Records from a dataset:

------------------------------

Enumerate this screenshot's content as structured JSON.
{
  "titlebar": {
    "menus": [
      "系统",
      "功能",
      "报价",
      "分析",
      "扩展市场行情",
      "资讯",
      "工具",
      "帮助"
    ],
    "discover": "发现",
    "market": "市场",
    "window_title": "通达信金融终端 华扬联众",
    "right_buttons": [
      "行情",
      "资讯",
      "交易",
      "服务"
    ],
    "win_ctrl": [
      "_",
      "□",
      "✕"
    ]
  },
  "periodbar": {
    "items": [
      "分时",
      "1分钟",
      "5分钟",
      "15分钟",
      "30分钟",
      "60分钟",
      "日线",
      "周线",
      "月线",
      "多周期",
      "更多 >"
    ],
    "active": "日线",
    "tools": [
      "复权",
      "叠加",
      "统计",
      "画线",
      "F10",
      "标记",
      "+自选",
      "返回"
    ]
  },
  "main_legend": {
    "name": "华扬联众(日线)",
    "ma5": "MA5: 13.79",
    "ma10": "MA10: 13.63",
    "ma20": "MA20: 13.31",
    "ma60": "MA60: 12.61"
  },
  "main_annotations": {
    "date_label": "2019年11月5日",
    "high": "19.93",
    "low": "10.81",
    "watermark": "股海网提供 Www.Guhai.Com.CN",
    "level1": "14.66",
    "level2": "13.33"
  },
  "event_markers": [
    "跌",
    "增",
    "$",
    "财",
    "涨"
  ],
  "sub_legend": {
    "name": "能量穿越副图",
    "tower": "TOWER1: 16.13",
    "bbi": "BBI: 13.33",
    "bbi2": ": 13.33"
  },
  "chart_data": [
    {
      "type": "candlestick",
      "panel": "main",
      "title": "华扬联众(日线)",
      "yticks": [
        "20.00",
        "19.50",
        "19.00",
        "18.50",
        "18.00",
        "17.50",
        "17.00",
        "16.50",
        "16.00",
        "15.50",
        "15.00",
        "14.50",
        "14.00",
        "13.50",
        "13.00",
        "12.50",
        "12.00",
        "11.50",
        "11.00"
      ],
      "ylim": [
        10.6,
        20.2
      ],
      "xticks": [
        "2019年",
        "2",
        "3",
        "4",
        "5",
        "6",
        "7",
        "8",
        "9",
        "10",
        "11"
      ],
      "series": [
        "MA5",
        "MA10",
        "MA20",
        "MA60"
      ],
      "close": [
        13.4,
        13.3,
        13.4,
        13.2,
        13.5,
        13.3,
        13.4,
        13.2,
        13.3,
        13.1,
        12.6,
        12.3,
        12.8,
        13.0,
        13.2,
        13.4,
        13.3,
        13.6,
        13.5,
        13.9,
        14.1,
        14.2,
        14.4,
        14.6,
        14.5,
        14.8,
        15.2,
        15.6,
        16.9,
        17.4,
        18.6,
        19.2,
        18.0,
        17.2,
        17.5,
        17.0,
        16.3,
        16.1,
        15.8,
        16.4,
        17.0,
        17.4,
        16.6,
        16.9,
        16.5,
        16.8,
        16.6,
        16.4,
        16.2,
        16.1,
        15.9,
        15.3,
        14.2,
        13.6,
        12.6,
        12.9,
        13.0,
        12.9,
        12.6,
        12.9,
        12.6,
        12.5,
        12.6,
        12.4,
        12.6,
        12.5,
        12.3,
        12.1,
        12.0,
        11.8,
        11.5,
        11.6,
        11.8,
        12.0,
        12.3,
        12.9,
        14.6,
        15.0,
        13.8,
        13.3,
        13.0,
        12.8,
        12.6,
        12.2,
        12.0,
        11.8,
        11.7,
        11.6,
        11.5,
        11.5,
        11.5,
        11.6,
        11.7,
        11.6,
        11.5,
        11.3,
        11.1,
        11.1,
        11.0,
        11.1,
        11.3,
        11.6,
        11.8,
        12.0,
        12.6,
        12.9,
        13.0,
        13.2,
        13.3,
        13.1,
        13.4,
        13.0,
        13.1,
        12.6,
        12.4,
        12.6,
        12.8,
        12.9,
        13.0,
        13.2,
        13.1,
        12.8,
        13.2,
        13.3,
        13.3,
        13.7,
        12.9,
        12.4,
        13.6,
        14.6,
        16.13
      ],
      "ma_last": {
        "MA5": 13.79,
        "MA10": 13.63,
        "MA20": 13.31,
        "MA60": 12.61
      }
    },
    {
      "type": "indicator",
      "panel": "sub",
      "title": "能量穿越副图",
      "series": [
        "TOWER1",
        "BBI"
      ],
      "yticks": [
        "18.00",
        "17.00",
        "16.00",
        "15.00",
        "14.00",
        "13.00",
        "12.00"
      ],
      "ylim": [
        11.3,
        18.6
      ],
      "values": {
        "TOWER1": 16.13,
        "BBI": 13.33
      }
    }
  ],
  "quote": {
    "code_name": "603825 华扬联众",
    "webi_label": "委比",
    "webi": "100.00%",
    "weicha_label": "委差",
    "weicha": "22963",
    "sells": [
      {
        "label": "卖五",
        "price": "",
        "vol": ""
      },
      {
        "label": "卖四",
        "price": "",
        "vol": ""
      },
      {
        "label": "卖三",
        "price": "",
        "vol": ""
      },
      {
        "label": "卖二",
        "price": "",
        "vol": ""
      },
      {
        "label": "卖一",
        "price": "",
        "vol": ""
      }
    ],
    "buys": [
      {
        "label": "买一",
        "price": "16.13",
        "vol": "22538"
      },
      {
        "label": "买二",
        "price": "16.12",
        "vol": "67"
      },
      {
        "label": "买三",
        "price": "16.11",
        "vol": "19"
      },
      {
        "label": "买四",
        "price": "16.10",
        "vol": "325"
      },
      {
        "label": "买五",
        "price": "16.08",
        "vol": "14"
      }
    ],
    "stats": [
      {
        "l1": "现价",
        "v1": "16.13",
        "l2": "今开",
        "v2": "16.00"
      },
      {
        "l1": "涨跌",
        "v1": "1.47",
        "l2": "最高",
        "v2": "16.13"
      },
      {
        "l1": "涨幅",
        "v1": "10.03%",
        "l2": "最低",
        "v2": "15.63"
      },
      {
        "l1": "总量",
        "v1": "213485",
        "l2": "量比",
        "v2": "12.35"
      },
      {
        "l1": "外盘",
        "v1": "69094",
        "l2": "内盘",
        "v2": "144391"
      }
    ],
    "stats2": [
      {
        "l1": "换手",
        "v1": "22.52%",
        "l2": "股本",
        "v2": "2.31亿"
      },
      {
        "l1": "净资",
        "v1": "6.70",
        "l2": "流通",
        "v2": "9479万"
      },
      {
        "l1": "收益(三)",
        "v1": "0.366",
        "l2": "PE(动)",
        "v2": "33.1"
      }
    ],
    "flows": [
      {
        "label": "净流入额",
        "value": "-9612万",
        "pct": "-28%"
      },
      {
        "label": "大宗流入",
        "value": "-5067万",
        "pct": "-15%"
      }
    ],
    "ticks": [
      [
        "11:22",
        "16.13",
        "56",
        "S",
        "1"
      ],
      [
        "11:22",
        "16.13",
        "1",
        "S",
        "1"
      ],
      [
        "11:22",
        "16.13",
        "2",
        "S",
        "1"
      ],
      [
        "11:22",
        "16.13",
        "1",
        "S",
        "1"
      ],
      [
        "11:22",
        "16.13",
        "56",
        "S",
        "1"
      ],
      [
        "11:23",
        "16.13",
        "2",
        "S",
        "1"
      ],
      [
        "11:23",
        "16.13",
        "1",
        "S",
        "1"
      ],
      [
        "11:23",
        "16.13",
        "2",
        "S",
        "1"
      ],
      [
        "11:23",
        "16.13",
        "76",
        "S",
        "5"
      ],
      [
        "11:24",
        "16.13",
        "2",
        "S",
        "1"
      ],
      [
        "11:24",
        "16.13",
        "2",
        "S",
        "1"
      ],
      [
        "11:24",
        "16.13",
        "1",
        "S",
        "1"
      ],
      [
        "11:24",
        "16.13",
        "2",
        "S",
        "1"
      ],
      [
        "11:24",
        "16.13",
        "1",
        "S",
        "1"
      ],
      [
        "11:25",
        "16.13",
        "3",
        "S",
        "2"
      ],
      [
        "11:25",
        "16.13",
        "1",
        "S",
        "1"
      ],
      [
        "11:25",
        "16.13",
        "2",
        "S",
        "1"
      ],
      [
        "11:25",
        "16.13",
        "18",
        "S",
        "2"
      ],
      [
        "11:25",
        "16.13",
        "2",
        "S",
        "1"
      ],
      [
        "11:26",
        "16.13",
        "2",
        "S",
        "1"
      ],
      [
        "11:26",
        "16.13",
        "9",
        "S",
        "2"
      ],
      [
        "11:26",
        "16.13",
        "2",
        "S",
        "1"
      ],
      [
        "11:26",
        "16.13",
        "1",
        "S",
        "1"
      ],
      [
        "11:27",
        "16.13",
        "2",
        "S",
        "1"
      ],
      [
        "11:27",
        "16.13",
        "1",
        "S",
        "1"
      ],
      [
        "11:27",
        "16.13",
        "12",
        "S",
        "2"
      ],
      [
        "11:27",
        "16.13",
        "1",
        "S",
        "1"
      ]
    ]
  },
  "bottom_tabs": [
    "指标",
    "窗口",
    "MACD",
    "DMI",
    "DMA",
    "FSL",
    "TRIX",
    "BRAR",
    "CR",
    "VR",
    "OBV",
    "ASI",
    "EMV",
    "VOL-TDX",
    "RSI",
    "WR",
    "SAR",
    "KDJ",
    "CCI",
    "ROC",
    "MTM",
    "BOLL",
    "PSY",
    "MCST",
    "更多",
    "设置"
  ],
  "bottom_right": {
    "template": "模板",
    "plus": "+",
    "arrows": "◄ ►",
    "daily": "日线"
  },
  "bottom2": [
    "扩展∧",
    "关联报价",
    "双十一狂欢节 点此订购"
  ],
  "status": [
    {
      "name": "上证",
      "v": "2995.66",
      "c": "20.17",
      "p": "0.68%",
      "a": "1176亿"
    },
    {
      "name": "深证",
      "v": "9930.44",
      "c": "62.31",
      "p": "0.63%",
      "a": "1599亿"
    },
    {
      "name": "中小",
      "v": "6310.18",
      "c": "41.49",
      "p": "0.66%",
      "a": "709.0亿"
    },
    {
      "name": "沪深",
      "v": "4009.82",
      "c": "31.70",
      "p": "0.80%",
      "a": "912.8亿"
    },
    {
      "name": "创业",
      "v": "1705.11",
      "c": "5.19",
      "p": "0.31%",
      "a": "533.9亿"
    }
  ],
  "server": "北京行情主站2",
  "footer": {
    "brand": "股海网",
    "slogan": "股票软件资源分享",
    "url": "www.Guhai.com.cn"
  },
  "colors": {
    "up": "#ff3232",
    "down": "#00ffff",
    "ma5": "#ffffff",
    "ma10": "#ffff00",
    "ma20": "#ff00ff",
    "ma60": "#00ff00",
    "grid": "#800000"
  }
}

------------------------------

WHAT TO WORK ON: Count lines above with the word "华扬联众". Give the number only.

RESULT: 4